The Science & Commerce of Whisky is very much an academic book, quite serious in tone and intent, designed for a more limited audience. Several of my other books, such as the books for Glenglassaugh or Glenfarclas and the forthcoming history of Morrison Bowmore (But the Distilleries Went On) have been commissioned by the companies concerned who wanted an independent view of their history or contribution to the industry. They appeal to the general reader who might be interested in the company or distillery concerned, but is probably still an enthusiast for whisky.
The 101 Whiskies series are aimed more widely and have worked very well in the gift market. It makes me very happy to know that they have worked well with whisky fans but also introduced a number of people to the world of whisky. People seem to find them approachable and accessible and have even started web sites to record their personal attempt to try all 101, or 202 and now, I suppose, they’ll go for 303!
GreatDrams: I know there has been chatter about not doing any more 101 books, but is this the end of the series or is there a new series coming soon?
Actually, it was never intended as a series! There was only ever going to be the first book but that sold so well (and continues to sell, I’m very happy to say) that there was a demand for more. And more.
I personally believe that the latest 101 Legendary Whiskies is the best; the most interesting and the best written. It would be my personal choice out of the three, because it explores whisky in the most depth and tries to look at the wider cultural context in which it has a unique and very special place.

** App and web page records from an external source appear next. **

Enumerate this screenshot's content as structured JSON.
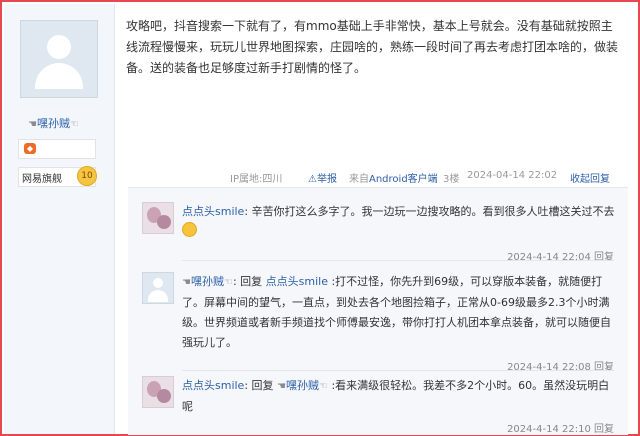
{
  "user": {
    "name": "嘿孙贼",
    "badge_label": "网易旗舰",
    "badge_level": "10"
  },
  "post": {
    "content": "攻略吧，抖音搜索一下就有了，有mmo基础上手非常快，基本上号就会。没有基础就按照主线流程慢慢来，玩玩儿世界地图探索，庄园啥的，熟练一段时间了再去考虑打团本啥的，做装备。送的装备也足够度过新手打剧情的怪了。",
    "ip": "IP属地:四川",
    "report": "举报",
    "source_prefix": "来自",
    "source_link": "Android客户端",
    "floor": "3楼",
    "time": "2024-04-14 22:02",
    "collapse": "收起回复"
  },
  "replies": [
    {
      "name": "点点头smile",
      "sep": ": ",
      "text": "辛苦你打这么多字了。我一边玩一边搜攻略的。看到很多人吐槽这关过不去",
      "time": "2024-4-14 22:04",
      "reply_btn": "回复"
    },
    {
      "name": "嘿孙贼",
      "prefix": ": 回复 ",
      "target": "点点头smile",
      "text": " :打不过怪，你先升到69级，可以穿版本装备，就随便打了。屏幕中间的望气，一直点，到处去各个地图捡箱子，正常从0-69级最多2.3个小时满级。世界频道或者新手频道找个师傅最安逸，带你打打人机团本拿点装备，就可以随便自强玩儿了。",
      "time": "2024-4-14 22:08",
      "reply_btn": "回复"
    },
    {
      "name": "点点头smile",
      "prefix": ": 回复 ",
      "target": "嘿孙贼",
      "text": " :看来满级很轻松。我差不多2个小时。60。虽然没玩明白呢",
      "time": "2024-4-14 22:10",
      "reply_btn": "回复"
    }
  ]
}
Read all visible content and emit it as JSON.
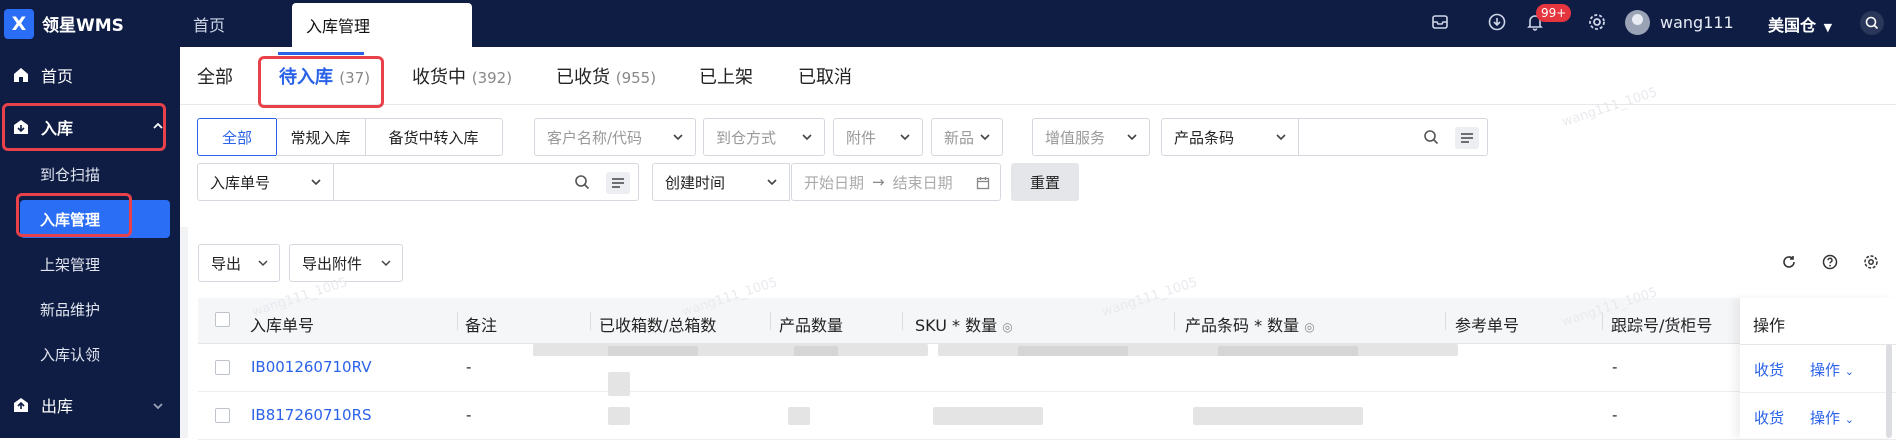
{
  "app": {
    "logo_text": "领星WMS",
    "logo_mark": "X"
  },
  "top_tabs": [
    {
      "label": "首页"
    },
    {
      "label": "入库管理"
    }
  ],
  "topbar": {
    "badge": "99+",
    "username": "wang111",
    "warehouse": "美国仓"
  },
  "sidebar": {
    "home": "首页",
    "inbound": "入库",
    "inbound_sub": [
      "到仓扫描",
      "入库管理",
      "上架管理",
      "新品维护",
      "入库认领"
    ],
    "outbound": "出库"
  },
  "status_tabs": [
    {
      "label": "全部",
      "count": ""
    },
    {
      "label": "待入库",
      "count": "(37)"
    },
    {
      "label": "收货中",
      "count": "(392)"
    },
    {
      "label": "已收货",
      "count": "(955)"
    },
    {
      "label": "已上架",
      "count": ""
    },
    {
      "label": "已取消",
      "count": ""
    }
  ],
  "filters": {
    "type_segments": [
      "全部",
      "常规入库",
      "备货中转入库"
    ],
    "customer": "客户名称/代码",
    "arrival_method": "到仓方式",
    "attachment": "附件",
    "new_product": "新品",
    "value_added": "增值服务",
    "barcode_field": "产品条码",
    "order_no_field": "入库单号",
    "time_field": "创建时间",
    "start_date": "开始日期",
    "end_date": "结束日期",
    "reset": "重置"
  },
  "actions": {
    "export": "导出",
    "export_attachment": "导出附件"
  },
  "table": {
    "columns": [
      "入库单号",
      "备注",
      "已收箱数/总箱数",
      "产品数量",
      "SKU * 数量",
      "产品条码 * 数量",
      "参考单号",
      "跟踪号/货柜号",
      "操作"
    ],
    "rows": [
      {
        "order_no": "IB001260710RV",
        "remark": "-",
        "tracking": "-",
        "op_receive": "收货",
        "op_more": "操作"
      },
      {
        "order_no": "IB817260710RS",
        "remark": "-",
        "tracking": "-",
        "op_receive": "收货",
        "op_more": "操作"
      }
    ]
  },
  "watermark": "wang111_1005",
  "colors": {
    "nav_bg": "#0f1d45",
    "accent": "#2a62e8",
    "highlight": "#e8414a"
  }
}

There are also some quite good jokes (at least, I think they’re funny). We need to sell a few more copies of the new one before worrying about another whisky 101.
As for a new series, I am working right now on 101 Gins, and having huge fun with that.
GreatDrams: What’s next for the whisky category do you think?
Well, everything seems to be just peachy, doesn’t it? But I do worry that some prices are getting unsustainably high; that certain brands have begun to believe their own PR hype; that there is a lot that could go wrong in the all-important developing markets about which we hear so much and I remain convinced that the ‘investment’ bubble is going to end badly.
GreatDrams: Do blends get a hard time of it in your view? They don’t seem to be as collectable or even as valuable when arguably the skill behind creating them is incredible…
I don’t know that they’re that bothered. After all, they account for well over 90% of global sales so they can afford to take a pretty relaxed and confident view. And let’s not forget that several of the really high-priced whiskies out there are blends – I’m thinking Johnnie Walker Diamond Jubilee Edition and the Royal Salute Tribute to Honour. They seem to being doing just fine, thank you very much.
GreatDrams: What are the biggest challenges you see the whisky market facing in the coming years?
I think I probably just answered that: justifying and sustaining premium pricing; really delivering in developing markets and – in a few years’ time – being able to handle all the massive new volumes of whisky that will come to maturity based on current distillery expansions without wholesale price cuts and a repeat of the ‘Whisky Loch’ fiasco.
GreatDrams: How many whiskies do you have in your own collection? Any you’d never open?
Very few. I don’t collect whiskies. I do collect books about whisky and distillation, of which I have many and I collect artefacts relating to Pattison’s and the Pattison crash (one day, for my own satisfaction, I am going to write a book about this).
I don’t collect whisky; I drink it. Having said that, I have a very few bottles which have strong personal associations and I keep those as mementoes, enjoying the potential idea that I will open them eventually – or perhaps they can be opened at my wake. They’re not especially valuable, the value is personal to me and they wouldn’t mean very much to a collector.
GreatDrams: Has anything shocked you in the world of whisky over the years?
I’m genuinely shocked that it continues to provide me with a living. Does that count?